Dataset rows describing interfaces
# # # #
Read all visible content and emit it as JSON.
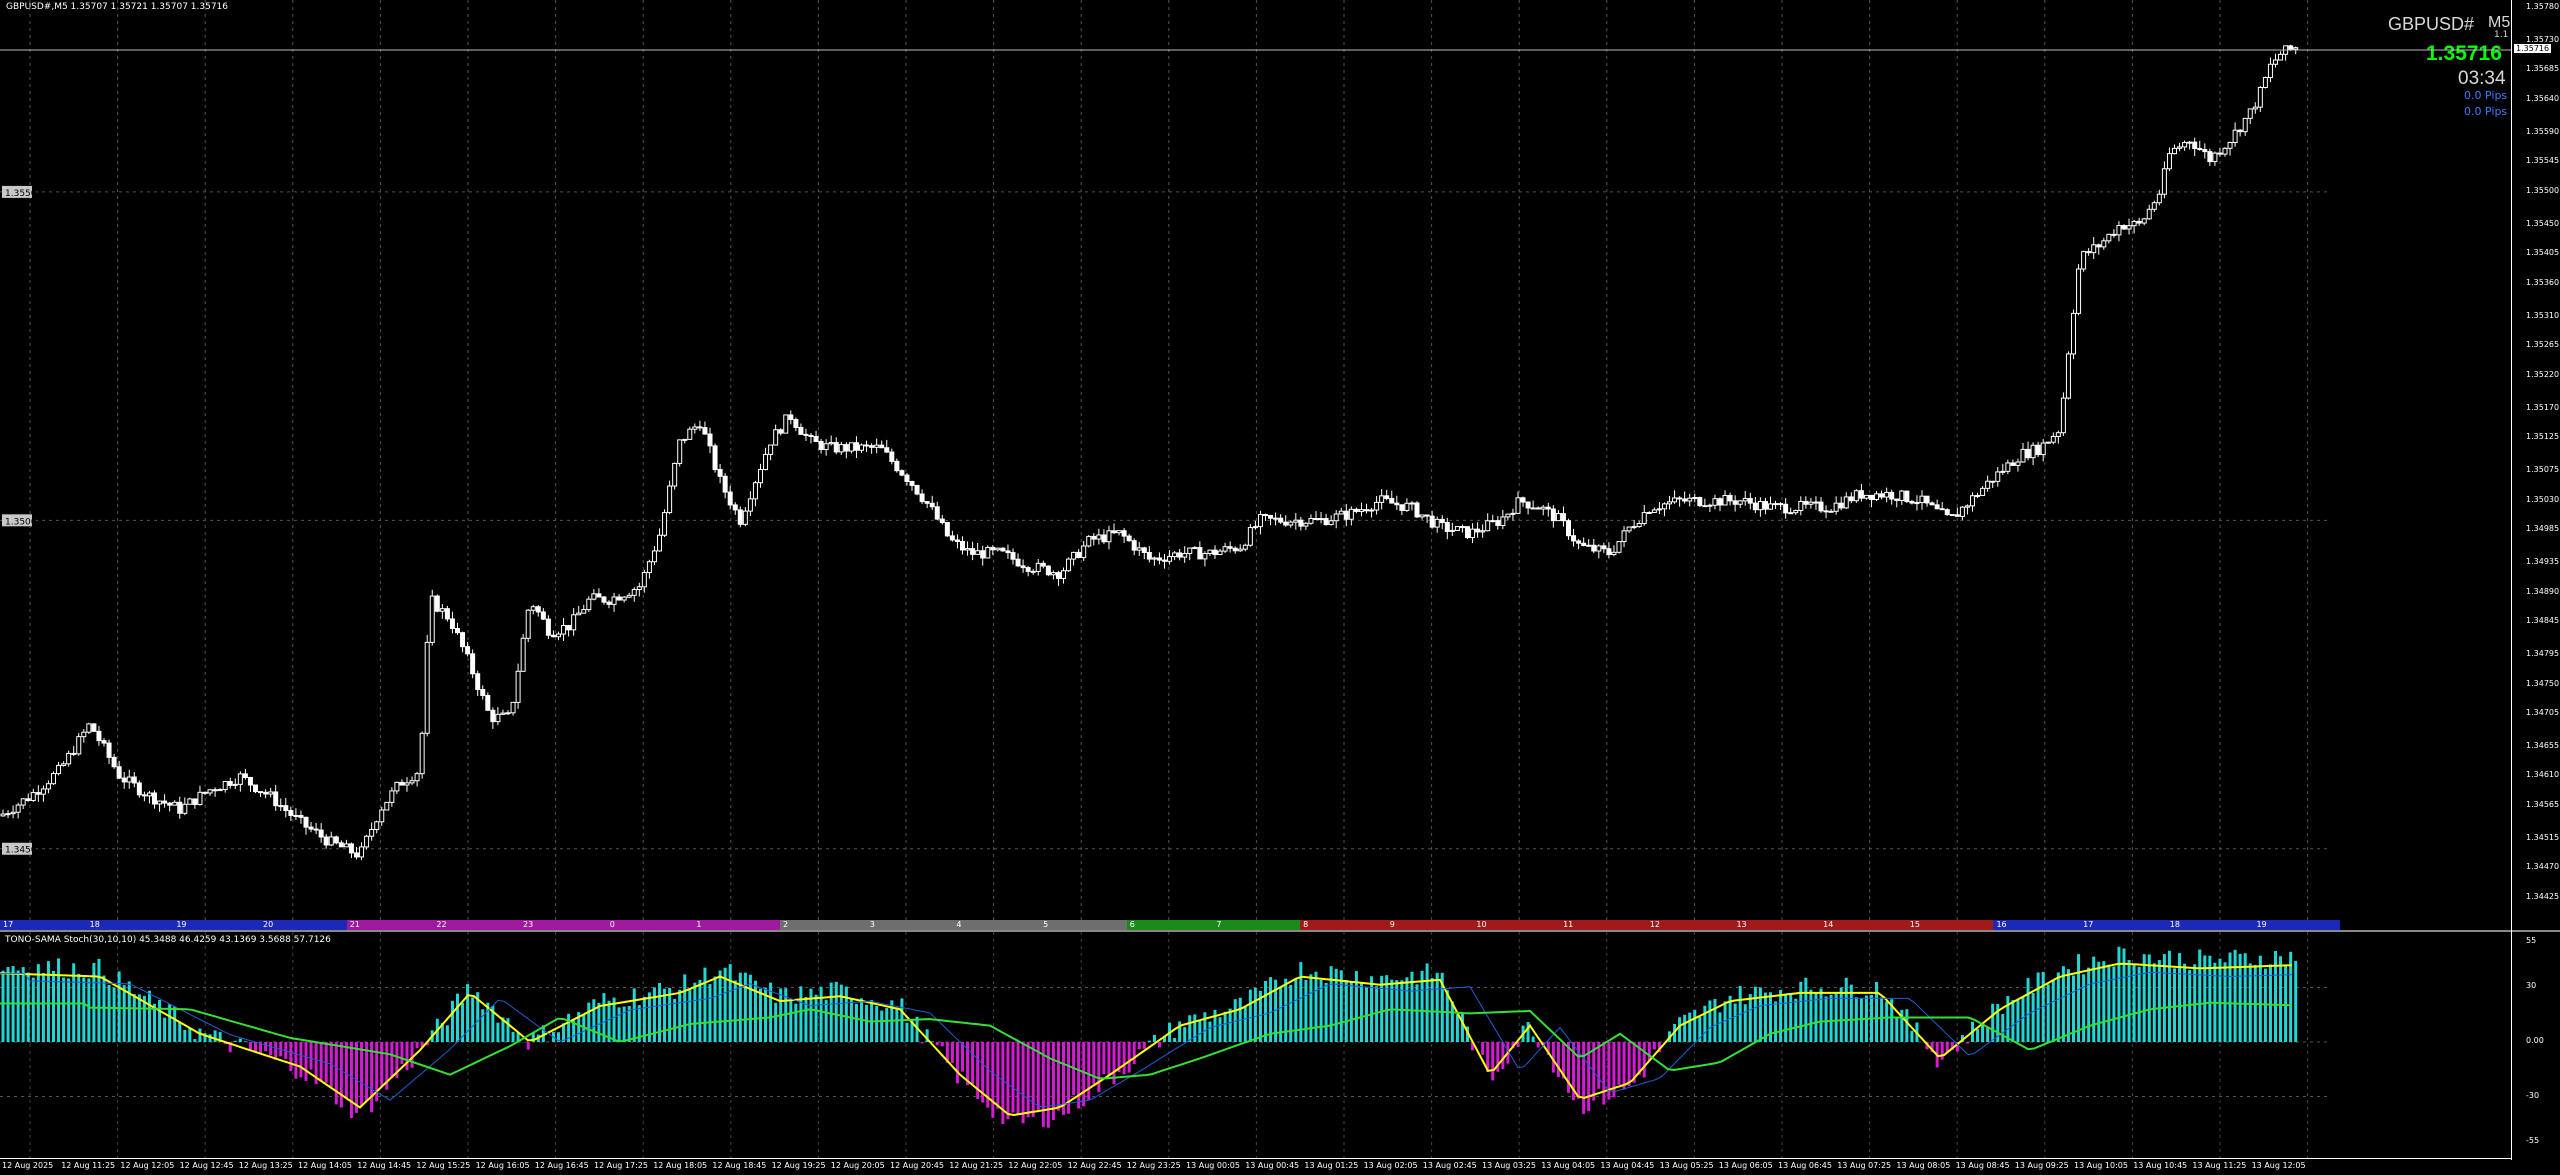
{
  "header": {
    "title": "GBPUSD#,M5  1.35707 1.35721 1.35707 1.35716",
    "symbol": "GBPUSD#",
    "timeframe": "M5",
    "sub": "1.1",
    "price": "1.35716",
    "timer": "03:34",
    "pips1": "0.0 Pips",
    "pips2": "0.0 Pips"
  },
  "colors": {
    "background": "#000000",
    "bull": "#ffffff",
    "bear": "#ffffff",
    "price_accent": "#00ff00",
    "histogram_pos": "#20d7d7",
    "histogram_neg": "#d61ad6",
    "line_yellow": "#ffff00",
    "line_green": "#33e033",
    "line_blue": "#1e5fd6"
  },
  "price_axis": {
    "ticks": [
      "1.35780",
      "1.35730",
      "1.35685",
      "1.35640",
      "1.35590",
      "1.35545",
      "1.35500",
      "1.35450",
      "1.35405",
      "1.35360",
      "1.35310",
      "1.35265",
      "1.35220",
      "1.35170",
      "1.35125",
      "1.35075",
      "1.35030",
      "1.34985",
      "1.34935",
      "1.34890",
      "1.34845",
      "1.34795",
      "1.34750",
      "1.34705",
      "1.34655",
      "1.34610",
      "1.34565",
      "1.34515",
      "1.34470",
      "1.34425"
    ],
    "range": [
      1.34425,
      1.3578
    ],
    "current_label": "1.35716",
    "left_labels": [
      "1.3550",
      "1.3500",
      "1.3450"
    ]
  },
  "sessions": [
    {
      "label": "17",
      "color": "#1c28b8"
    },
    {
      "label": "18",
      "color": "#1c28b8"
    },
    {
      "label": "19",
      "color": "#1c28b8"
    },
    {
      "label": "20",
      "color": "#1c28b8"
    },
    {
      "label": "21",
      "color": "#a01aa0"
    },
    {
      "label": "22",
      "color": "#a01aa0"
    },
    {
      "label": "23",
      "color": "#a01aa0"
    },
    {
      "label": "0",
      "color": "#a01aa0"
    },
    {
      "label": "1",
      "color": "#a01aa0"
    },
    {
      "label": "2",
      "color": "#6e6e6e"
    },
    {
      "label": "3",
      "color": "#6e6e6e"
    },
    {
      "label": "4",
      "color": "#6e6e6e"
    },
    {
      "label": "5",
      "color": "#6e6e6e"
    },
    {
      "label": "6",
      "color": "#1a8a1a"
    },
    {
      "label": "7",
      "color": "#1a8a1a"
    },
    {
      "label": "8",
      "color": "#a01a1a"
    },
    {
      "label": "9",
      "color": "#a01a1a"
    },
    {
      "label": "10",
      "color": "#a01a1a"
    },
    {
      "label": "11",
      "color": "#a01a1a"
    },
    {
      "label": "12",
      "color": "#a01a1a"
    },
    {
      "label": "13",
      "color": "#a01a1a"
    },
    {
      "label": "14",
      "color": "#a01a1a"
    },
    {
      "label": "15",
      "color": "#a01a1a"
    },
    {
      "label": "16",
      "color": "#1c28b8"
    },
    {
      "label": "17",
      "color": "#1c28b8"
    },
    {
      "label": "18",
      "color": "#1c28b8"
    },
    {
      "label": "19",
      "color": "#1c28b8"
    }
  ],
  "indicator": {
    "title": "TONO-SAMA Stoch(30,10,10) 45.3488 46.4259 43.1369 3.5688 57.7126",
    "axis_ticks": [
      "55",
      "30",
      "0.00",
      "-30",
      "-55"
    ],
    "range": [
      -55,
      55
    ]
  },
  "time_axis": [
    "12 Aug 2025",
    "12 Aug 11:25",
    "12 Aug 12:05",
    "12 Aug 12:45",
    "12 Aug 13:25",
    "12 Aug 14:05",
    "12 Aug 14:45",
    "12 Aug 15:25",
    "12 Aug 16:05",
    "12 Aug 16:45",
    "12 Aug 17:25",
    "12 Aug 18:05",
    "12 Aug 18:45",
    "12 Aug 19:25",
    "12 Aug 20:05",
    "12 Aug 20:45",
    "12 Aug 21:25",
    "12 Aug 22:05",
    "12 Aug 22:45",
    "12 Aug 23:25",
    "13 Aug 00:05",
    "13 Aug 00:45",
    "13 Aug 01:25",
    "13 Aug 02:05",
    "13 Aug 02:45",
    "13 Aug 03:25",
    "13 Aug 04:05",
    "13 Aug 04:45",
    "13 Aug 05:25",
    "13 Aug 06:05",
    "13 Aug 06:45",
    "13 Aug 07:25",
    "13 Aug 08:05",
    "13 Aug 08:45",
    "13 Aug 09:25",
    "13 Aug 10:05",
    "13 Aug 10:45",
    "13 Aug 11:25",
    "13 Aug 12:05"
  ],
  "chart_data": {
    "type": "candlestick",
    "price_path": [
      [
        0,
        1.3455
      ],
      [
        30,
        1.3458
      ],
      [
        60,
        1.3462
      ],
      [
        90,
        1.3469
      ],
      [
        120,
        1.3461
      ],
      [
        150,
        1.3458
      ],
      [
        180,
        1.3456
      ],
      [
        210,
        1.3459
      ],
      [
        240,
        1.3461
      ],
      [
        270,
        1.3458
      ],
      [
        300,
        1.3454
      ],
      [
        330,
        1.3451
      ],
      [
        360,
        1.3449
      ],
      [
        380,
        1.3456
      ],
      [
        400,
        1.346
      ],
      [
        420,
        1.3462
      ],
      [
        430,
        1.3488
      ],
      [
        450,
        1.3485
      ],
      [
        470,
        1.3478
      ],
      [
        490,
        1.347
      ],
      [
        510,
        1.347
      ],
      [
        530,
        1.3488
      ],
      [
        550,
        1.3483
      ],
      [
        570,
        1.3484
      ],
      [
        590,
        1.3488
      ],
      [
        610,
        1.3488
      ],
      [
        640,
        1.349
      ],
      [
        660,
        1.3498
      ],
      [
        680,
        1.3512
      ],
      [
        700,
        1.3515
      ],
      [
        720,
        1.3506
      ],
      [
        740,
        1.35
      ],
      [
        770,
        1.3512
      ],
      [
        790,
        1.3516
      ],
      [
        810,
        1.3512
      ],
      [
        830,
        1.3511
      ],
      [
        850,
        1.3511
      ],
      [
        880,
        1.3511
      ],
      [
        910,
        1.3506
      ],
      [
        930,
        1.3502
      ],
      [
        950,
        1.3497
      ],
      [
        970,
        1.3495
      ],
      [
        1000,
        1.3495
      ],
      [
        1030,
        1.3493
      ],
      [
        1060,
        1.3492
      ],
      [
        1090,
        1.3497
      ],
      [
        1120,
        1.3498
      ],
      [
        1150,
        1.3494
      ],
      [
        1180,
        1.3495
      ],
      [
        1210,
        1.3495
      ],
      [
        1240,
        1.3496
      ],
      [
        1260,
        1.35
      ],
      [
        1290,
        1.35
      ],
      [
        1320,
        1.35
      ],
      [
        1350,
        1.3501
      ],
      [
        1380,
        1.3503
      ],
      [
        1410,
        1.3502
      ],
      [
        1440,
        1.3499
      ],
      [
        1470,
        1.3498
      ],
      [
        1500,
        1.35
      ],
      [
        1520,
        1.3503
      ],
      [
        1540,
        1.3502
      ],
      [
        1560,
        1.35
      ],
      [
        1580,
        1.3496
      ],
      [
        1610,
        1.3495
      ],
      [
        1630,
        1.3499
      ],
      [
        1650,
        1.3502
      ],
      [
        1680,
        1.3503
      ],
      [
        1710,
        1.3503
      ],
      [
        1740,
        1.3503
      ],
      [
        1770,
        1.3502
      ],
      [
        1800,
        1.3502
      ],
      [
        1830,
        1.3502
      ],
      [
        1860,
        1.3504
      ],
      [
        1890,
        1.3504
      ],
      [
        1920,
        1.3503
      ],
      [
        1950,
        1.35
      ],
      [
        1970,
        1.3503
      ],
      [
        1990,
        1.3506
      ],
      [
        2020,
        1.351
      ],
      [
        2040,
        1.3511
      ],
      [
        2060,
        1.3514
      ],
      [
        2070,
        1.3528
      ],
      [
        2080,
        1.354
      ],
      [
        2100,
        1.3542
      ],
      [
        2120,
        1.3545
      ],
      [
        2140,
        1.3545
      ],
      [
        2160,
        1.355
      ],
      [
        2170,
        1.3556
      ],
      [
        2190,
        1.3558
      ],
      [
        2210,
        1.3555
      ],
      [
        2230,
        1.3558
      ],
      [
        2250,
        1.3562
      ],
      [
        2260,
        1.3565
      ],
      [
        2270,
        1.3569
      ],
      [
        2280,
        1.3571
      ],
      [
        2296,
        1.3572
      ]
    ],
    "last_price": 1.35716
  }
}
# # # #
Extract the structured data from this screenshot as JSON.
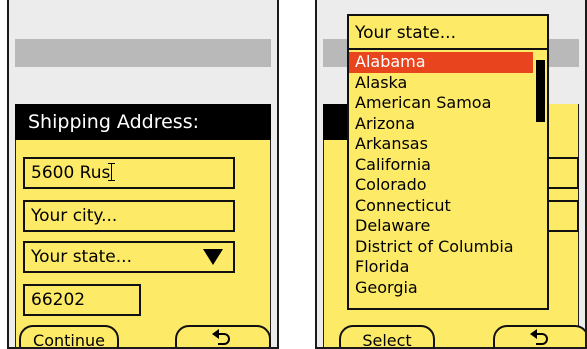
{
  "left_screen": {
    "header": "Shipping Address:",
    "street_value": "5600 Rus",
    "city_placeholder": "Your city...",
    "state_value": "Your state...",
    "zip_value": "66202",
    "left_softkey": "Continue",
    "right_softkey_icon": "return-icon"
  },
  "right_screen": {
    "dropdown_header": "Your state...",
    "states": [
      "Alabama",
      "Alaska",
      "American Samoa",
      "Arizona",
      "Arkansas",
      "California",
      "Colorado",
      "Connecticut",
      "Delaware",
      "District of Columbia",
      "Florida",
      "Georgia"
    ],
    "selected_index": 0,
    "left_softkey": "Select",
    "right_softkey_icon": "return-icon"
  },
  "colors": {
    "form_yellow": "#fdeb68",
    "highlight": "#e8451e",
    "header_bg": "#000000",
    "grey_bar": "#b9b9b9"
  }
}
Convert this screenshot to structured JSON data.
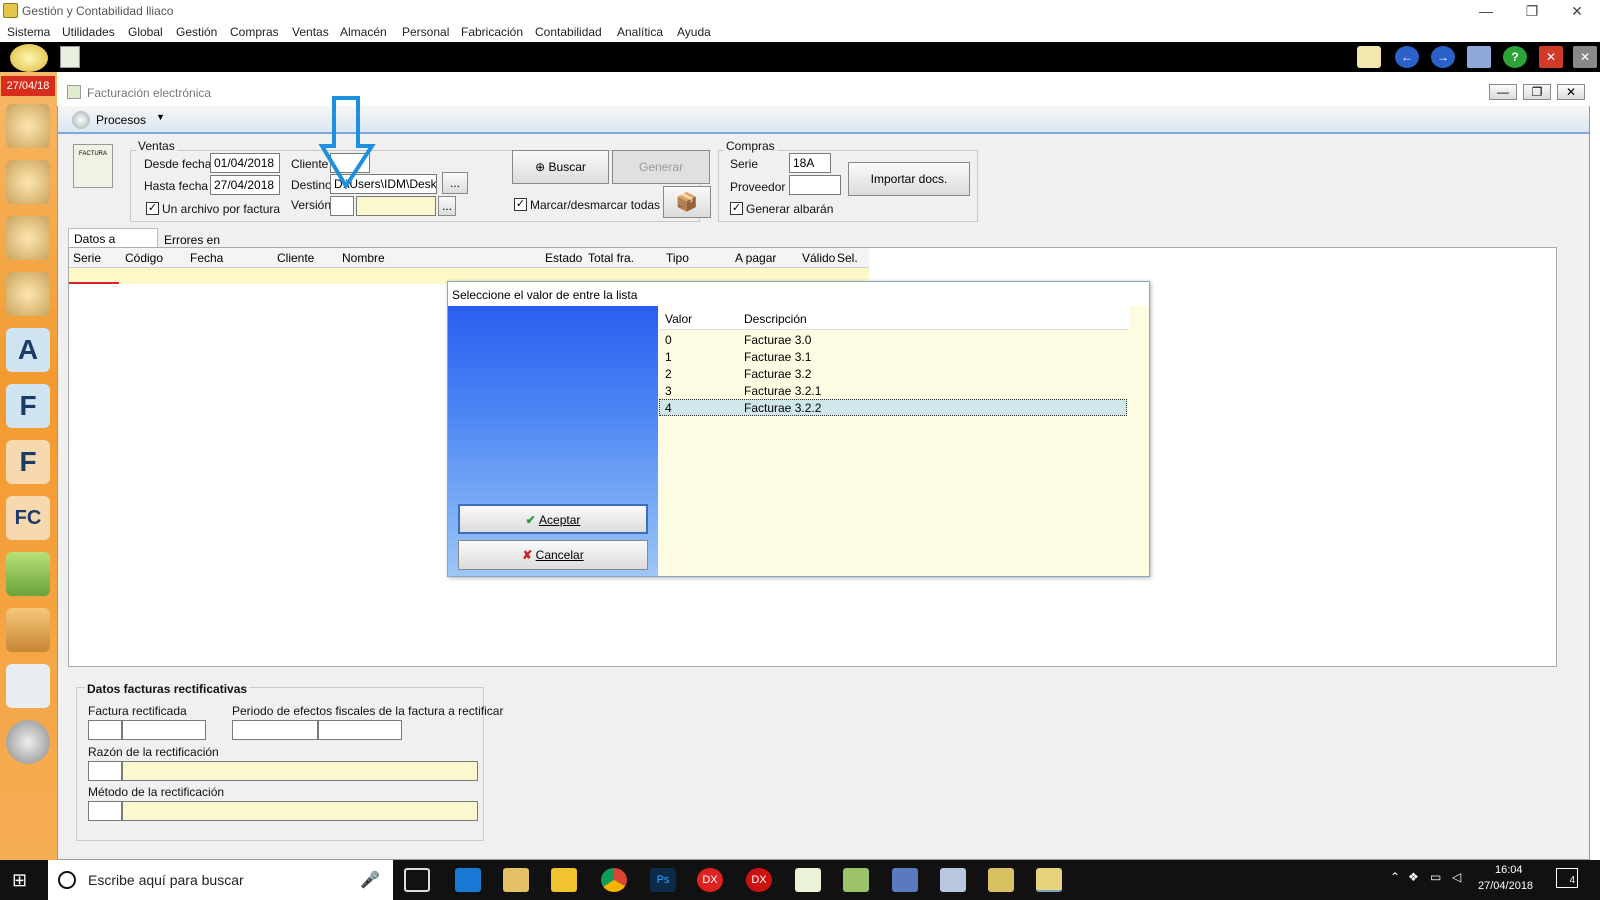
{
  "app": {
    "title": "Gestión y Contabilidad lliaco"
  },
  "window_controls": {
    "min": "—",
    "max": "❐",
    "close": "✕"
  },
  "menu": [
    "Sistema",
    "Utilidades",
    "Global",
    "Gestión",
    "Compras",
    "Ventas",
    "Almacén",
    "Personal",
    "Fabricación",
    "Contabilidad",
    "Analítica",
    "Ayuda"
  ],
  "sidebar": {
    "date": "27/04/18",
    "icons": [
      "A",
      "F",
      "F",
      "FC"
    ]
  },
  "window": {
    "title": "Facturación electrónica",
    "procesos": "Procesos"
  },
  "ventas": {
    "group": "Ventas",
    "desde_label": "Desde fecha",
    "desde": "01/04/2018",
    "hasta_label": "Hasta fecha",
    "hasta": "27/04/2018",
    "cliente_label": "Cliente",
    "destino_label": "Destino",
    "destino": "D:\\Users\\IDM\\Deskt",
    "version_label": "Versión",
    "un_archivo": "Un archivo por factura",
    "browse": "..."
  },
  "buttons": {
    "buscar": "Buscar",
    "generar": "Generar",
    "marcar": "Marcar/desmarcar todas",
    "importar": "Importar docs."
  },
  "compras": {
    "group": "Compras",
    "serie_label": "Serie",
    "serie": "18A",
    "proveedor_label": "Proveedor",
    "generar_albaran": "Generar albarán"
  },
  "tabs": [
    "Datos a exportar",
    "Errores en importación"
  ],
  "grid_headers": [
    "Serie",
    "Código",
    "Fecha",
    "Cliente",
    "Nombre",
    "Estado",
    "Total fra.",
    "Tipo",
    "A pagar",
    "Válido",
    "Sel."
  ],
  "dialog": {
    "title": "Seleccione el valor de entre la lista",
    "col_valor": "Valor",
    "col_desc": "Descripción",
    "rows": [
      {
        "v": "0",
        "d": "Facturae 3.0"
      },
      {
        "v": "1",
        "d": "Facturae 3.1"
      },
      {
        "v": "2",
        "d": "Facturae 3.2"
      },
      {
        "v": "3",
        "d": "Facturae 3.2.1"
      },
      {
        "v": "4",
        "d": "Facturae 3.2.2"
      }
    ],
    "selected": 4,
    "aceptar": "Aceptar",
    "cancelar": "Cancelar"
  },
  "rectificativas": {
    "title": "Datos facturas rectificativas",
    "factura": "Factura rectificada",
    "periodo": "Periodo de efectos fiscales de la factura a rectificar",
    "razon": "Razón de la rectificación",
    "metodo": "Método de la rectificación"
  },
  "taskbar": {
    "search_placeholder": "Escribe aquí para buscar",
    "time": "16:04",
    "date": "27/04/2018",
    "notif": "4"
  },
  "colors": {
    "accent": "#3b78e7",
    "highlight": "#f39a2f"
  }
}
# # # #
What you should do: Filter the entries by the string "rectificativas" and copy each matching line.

Result of this exercise:
  "rectificativas": {
    "title": "Datos facturas rectificativas",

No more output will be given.